Element data from apps and pages:
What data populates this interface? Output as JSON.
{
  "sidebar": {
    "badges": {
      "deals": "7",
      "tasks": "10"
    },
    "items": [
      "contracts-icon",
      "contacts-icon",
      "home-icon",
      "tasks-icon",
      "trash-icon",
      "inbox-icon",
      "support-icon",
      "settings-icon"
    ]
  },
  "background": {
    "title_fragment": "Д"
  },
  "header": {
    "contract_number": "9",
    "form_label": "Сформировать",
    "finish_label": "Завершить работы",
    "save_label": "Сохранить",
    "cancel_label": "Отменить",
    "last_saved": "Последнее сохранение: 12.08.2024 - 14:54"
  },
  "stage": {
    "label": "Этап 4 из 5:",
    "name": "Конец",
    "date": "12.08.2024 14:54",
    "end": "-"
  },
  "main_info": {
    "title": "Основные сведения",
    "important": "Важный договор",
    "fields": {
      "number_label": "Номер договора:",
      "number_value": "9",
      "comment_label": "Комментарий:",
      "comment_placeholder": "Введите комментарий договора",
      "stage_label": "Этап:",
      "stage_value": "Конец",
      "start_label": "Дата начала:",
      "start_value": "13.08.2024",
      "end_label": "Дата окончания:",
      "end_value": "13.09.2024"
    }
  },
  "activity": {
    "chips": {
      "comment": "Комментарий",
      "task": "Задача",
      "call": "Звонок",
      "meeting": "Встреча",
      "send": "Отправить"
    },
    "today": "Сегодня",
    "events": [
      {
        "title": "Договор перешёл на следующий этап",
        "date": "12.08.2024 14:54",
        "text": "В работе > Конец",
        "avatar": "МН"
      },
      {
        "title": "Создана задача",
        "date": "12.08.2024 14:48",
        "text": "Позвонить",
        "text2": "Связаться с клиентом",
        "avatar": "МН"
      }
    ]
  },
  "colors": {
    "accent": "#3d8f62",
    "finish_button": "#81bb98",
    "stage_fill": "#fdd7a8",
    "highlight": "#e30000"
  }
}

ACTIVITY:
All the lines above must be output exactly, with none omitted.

YOUR SOLUTION:
What data populates this interface? Output as JSON.
{
  "sidebar": {
    "badges": {
      "deals": "7",
      "tasks": "10"
    },
    "items": [
      "contracts-icon",
      "contacts-icon",
      "home-icon",
      "tasks-icon",
      "trash-icon",
      "inbox-icon",
      "support-icon",
      "settings-icon"
    ]
  },
  "background": {
    "title_fragment": "Д"
  },
  "header": {
    "contract_number": "9",
    "form_label": "Сформировать",
    "finish_label": "Завершить работы",
    "save_label": "Сохранить",
    "cancel_label": "Отменить",
    "last_saved": "Последнее сохранение: 12.08.2024 - 14:54"
  },
  "stage": {
    "label": "Этап 4 из 5:",
    "name": "Конец",
    "date": "12.08.2024 14:54",
    "end": "-"
  },
  "main_info": {
    "title": "Основные сведения",
    "important": "Важный договор",
    "fields": {
      "number_label": "Номер договора:",
      "number_value": "9",
      "comment_label": "Комментарий:",
      "comment_placeholder": "Введите комментарий договора",
      "stage_label": "Этап:",
      "stage_value": "Конец",
      "start_label": "Дата начала:",
      "start_value": "13.08.2024",
      "end_label": "Дата окончания:",
      "end_value": "13.09.2024"
    }
  },
  "activity": {
    "chips": {
      "comment": "Комментарий",
      "task": "Задача",
      "call": "Звонок",
      "meeting": "Встреча",
      "send": "Отправить"
    },
    "today": "Сегодня",
    "events": [
      {
        "title": "Договор перешёл на следующий этап",
        "date": "12.08.2024 14:54",
        "text": "В работе > Конец",
        "avatar": "МН"
      },
      {
        "title": "Создана задача",
        "date": "12.08.2024 14:48",
        "text": "Позвонить",
        "text2": "Связаться с клиентом",
        "avatar": "МН"
      }
    ]
  },
  "colors": {
    "accent": "#3d8f62",
    "finish_button": "#81bb98",
    "stage_fill": "#fdd7a8",
    "highlight": "#e30000"
  }
}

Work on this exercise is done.